### Data extract
==============================

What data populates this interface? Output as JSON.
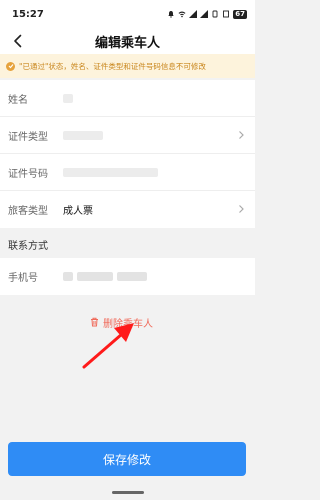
{
  "status_bar": {
    "time": "15:27",
    "battery": "67"
  },
  "header": {
    "title": "编辑乘车人"
  },
  "notice": {
    "text": "\"已通过\"状态，姓名、证件类型和证件号码信息不可修改"
  },
  "form": {
    "rows": [
      {
        "label": "姓名",
        "value": ""
      },
      {
        "label": "证件类型",
        "value": ""
      },
      {
        "label": "证件号码",
        "value": ""
      },
      {
        "label": "旅客类型",
        "value": "成人票"
      }
    ]
  },
  "contact": {
    "section_title": "联系方式",
    "phone_label": "手机号",
    "phone_value": ""
  },
  "actions": {
    "delete_label": "删除乘车人",
    "save_label": "保存修改"
  },
  "colors": {
    "accent": "#2f8cf5",
    "danger": "#f06a5a",
    "notice_bg": "#fdf3dc",
    "notice_text": "#c9861c"
  },
  "icons": {
    "back": "chevron-left-icon",
    "notice": "check-circle-icon",
    "delete": "trash-icon",
    "annotation": "red-arrow-icon"
  }
}
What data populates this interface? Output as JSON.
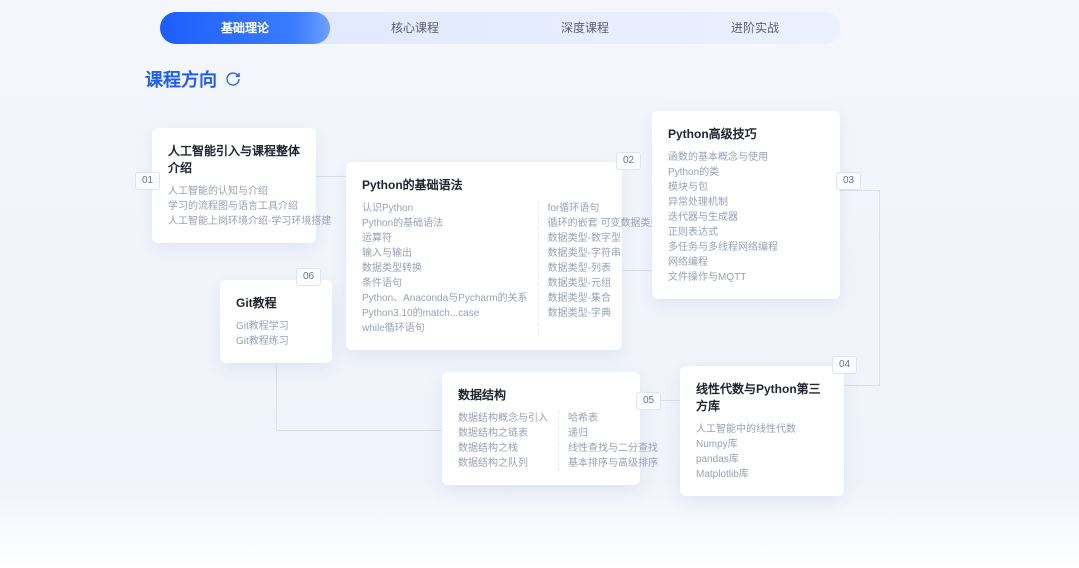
{
  "tabs": [
    {
      "label": "基础理论",
      "active": true
    },
    {
      "label": "核心课程",
      "active": false
    },
    {
      "label": "深度课程",
      "active": false
    },
    {
      "label": "进阶实战",
      "active": false
    }
  ],
  "section_title": "课程方向",
  "badges": {
    "n01": "01",
    "n02": "02",
    "n03": "03",
    "n04": "04",
    "n05": "05",
    "n06": "06"
  },
  "cards": {
    "c1": {
      "title": "人工智能引入与课程整体介绍",
      "items": [
        "人工智能的认知与介绍",
        "学习的流程图与语言工具介绍",
        "人工智能上岗环境介绍-学习环境搭建"
      ]
    },
    "c2": {
      "title": "Python的基础语法",
      "col1": [
        "认识Python",
        "Python的基础语法",
        "运算符",
        "输入与输出",
        "数据类型转换",
        "条件语句",
        "Python、Anaconda与Pycharm的关系",
        "Python3.10的match...case",
        "while循环语句"
      ],
      "col2": [
        "for循环语句",
        "循环的嵌套 可变数据类型",
        "数据类型-数字型",
        "数据类型-字符串",
        "数据类型-列表",
        "数据类型-元组",
        "数据类型-集合",
        "数据类型-字典"
      ]
    },
    "c3": {
      "title": "Python高级技巧",
      "items": [
        "函数的基本概念与使用",
        "Python的类",
        "模块与包",
        "异常处理机制",
        "迭代器与生成器",
        "正则表达式",
        "多任务与多线程网络编程",
        "网络编程",
        "文件操作与MQTT"
      ]
    },
    "c4": {
      "title": "线性代数与Python第三方库",
      "items": [
        "人工智能中的线性代数",
        "Numpy库",
        "pandas库",
        "Matplotlib库"
      ]
    },
    "c5": {
      "title": "数据结构",
      "col1": [
        "数据结构概念与引入",
        "数据结构之链表",
        "数据结构之栈",
        "数据结构之队列"
      ],
      "col2": [
        "哈希表",
        "递归",
        "线性查找与二分查找",
        "基本排序与高级排序"
      ]
    },
    "c6": {
      "title": "Git教程",
      "items": [
        "Git教程学习",
        "Git教程练习"
      ]
    }
  }
}
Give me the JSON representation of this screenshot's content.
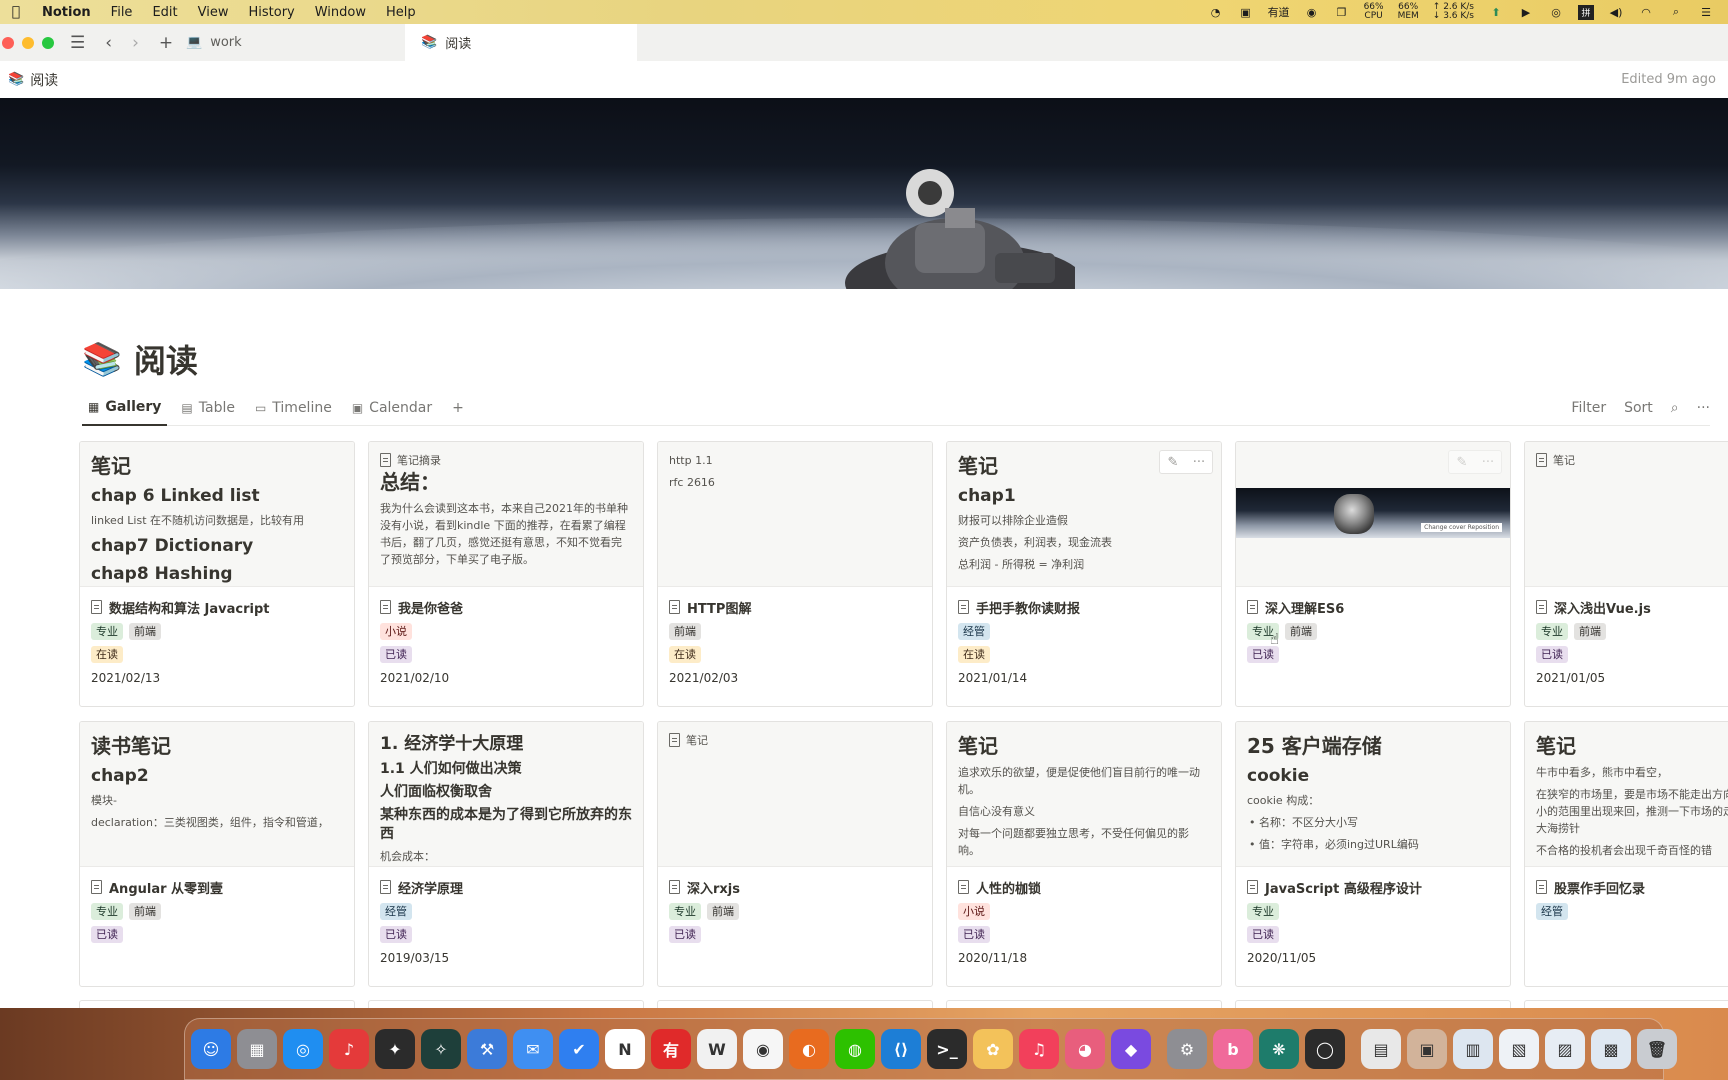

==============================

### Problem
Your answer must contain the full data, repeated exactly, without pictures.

### Task solution
What data populates this interface? Output as JSON.
{
  "status_bar": {
    "time": "15:27",
    "battery": "67"
  },
  "header": {
    "title": "编辑乘车人"
  },
  "notice": {
    "text": "\"已通过\"状态，姓名、证件类型和证件号码信息不可修改"
  },
  "form": {
    "rows": [
      {
        "label": "姓名",
        "value": ""
      },
      {
        "label": "证件类型",
        "value": ""
      },
      {
        "label": "证件号码",
        "value": ""
      },
      {
        "label": "旅客类型",
        "value": "成人票"
      }
    ]
  },
  "contact": {
    "section_title": "联系方式",
    "phone_label": "手机号",
    "phone_value": ""
  },
  "actions": {
    "delete_label": "删除乘车人",
    "save_label": "保存修改"
  },
  "colors": {
    "accent": "#2f8cf5",
    "danger": "#f06a5a",
    "notice_bg": "#fdf3dc",
    "notice_text": "#c9861c"
  },
  "icons": {
    "back": "chevron-left-icon",
    "notice": "check-circle-icon",
    "delete": "trash-icon",
    "annotation": "red-arrow-icon"
  }
}
What data populates this interface? Output as JSON.
{
  "tabs": [
    {
      "label": "基础理论",
      "active": true
    },
    {
      "label": "核心课程",
      "active": false
    },
    {
      "label": "深度课程",
      "active": false
    },
    {
      "label": "进阶实战",
      "active": false
    }
  ],
  "section_title": "课程方向",
  "badges": {
    "n01": "01",
    "n02": "02",
    "n03": "03",
    "n04": "04",
    "n05": "05",
    "n06": "06"
  },
  "cards": {
    "c1": {
      "title": "人工智能引入与课程整体介绍",
      "items": [
        "人工智能的认知与介绍",
        "学习的流程图与语言工具介绍",
        "人工智能上岗环境介绍-学习环境搭建"
      ]
    },
    "c2": {
      "title": "Python的基础语法",
      "col1": [
        "认识Python",
        "Python的基础语法",
        "运算符",
        "输入与输出",
        "数据类型转换",
        "条件语句",
        "Python、Anaconda与Pycharm的关系",
        "Python3.10的match...case",
        "while循环语句"
      ],
      "col2": [
        "for循环语句",
        "循环的嵌套 可变数据类型",
        "数据类型-数字型",
        "数据类型-字符串",
        "数据类型-列表",
        "数据类型-元组",
        "数据类型-集合",
        "数据类型-字典"
      ]
    },
    "c3": {
      "title": "Python高级技巧",
      "items": [
        "函数的基本概念与使用",
        "Python的类",
        "模块与包",
        "异常处理机制",
        "迭代器与生成器",
        "正则表达式",
        "多任务与多线程网络编程",
        "网络编程",
        "文件操作与MQTT"
      ]
    },
    "c4": {
      "title": "线性代数与Python第三方库",
      "items": [
        "人工智能中的线性代数",
        "Numpy库",
        "pandas库",
        "Matplotlib库"
      ]
    },
    "c5": {
      "title": "数据结构",
      "col1": [
        "数据结构概念与引入",
        "数据结构之链表",
        "数据结构之栈",
        "数据结构之队列"
      ],
      "col2": [
        "哈希表",
        "递归",
        "线性查找与二分查找",
        "基本排序与高级排序"
      ]
    },
    "c6": {
      "title": "Git教程",
      "items": [
        "Git教程学习",
        "Git教程练习"
      ]
    }
  }
}
Give me the JSON representation of this screenshot's content.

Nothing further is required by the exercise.